VASTAGH Ildikó, SZŐCS Ildikó, OBERFRANK Ferenc, AJTAY András, BERECZKI Dániel

[The well-known gap bet­ween stroke mortality of Eastern and Western Euro­pean countries may reflect the effect of socioeconomic diffe­rences. Such a gap may be present between neighborhoods of different wealth within one city. We set forth to compare age distribution, incidence, case fatality, mortality, and risk factor profile of stroke patients of the poorest (District 8) and wealthiest (District 12) districts of Budapest. We synthesize the results of our former comparative epidemiological investigations focusing on the association of socioeconomic background and features of stroke in two districts of the capital city of Hungary. The “Budapest District 8–12 project” pointed out the younger age of stroke patients of the poorer district, and established that the prevalence of smoking, alcohol-consumption, and untreated hypertension is also higher in District 8. The “Six Years in Two Districts” project involving 4779 patients with a 10-year follow-up revealed higher incidence, case fatality and mortality of stroke in the less wealthy district. The younger patients of the poorer region show higher risk-factor prevalence, die younger and their fatality grows faster during long-term follow-up. The higher prevalence of risk factors and the higher fatality of the younger age groups in the socioeconomically deprived district reflect the higher vulnerability of the population in District 8. The missing link between poverty and stroke outcome seems to be lifestyle risk-factors and lack of adherence to primary preventive efforts.

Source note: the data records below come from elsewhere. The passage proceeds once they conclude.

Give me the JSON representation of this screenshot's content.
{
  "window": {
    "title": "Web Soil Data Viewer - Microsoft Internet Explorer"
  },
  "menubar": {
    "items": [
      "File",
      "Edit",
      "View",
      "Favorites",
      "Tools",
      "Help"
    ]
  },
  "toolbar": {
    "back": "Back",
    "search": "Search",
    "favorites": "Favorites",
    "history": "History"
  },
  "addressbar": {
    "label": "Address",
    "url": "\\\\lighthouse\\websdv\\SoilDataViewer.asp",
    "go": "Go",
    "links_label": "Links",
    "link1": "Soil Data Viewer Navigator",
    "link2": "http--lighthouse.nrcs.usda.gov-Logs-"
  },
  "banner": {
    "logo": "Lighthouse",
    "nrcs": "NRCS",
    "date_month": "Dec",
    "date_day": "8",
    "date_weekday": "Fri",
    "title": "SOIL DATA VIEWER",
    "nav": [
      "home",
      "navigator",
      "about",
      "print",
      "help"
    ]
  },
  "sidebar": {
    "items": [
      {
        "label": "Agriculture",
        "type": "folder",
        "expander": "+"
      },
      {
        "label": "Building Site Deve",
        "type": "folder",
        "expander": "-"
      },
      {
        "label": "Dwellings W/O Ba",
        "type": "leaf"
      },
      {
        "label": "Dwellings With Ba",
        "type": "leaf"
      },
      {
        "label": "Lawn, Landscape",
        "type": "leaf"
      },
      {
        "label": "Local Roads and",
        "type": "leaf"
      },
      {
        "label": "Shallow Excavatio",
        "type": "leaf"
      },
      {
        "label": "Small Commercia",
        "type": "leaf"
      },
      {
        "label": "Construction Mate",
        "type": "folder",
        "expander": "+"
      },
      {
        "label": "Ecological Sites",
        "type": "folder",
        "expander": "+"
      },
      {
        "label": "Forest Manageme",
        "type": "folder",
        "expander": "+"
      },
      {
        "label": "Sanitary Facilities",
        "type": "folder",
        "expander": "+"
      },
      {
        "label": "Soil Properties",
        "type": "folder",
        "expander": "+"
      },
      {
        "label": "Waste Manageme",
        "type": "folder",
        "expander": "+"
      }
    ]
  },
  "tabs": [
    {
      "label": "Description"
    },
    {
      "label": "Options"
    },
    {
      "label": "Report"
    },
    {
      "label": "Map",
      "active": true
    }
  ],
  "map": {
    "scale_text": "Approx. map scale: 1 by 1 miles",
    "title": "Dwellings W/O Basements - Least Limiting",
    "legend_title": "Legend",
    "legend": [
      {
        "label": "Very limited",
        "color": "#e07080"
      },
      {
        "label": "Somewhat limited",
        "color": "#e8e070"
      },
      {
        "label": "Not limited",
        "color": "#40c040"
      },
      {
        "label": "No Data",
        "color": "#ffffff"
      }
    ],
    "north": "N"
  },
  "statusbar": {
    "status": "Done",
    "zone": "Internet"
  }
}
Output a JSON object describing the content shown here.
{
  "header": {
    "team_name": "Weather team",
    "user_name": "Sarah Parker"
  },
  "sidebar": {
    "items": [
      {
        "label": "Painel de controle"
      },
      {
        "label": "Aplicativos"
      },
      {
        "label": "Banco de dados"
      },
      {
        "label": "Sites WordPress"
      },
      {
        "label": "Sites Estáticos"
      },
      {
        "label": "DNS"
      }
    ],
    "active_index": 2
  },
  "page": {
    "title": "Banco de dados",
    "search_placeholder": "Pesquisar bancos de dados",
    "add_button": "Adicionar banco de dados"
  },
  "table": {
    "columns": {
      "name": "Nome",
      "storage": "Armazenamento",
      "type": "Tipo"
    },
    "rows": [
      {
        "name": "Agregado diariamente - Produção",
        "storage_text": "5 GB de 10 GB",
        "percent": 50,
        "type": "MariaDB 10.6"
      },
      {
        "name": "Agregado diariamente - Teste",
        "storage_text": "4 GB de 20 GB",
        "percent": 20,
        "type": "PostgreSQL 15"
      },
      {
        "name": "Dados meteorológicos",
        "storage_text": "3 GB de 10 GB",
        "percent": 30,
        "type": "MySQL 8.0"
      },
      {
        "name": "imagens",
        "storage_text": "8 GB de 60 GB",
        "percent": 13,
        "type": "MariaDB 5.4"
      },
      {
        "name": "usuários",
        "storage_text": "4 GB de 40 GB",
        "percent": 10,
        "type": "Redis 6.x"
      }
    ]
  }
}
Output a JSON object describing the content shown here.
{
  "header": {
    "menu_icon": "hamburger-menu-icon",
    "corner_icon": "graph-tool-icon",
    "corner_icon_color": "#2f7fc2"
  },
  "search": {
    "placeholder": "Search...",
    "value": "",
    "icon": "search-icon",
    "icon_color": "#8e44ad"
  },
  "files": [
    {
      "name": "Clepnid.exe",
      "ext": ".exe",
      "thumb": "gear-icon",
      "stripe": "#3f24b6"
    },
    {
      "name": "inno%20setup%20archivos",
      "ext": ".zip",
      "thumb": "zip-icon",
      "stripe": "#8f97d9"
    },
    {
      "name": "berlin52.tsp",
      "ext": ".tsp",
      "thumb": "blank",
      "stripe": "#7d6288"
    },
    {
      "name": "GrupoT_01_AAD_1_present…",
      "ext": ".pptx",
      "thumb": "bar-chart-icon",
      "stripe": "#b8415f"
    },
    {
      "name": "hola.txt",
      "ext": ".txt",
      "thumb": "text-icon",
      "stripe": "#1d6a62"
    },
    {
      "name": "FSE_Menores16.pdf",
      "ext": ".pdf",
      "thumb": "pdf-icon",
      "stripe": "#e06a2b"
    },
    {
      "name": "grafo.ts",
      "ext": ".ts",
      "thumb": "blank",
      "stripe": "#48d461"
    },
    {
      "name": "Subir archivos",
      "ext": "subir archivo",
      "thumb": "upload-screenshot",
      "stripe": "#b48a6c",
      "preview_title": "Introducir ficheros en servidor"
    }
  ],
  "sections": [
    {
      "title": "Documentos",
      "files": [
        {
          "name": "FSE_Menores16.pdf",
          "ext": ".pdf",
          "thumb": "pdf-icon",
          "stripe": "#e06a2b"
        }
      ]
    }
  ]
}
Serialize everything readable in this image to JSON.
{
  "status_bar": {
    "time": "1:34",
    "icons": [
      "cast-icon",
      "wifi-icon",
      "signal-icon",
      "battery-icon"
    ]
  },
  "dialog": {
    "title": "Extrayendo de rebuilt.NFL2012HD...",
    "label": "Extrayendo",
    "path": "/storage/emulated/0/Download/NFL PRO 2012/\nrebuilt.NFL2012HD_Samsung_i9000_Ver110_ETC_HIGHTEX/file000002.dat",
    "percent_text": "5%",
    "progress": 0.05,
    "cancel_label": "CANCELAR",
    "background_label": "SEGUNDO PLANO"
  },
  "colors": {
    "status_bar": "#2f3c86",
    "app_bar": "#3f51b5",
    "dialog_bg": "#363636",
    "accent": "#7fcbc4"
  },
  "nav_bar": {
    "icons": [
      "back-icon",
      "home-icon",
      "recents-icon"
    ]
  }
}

Public health campaigns on stroke prevention should focus on the young generation of socioeconomi­cally deprived neighborhoods. ]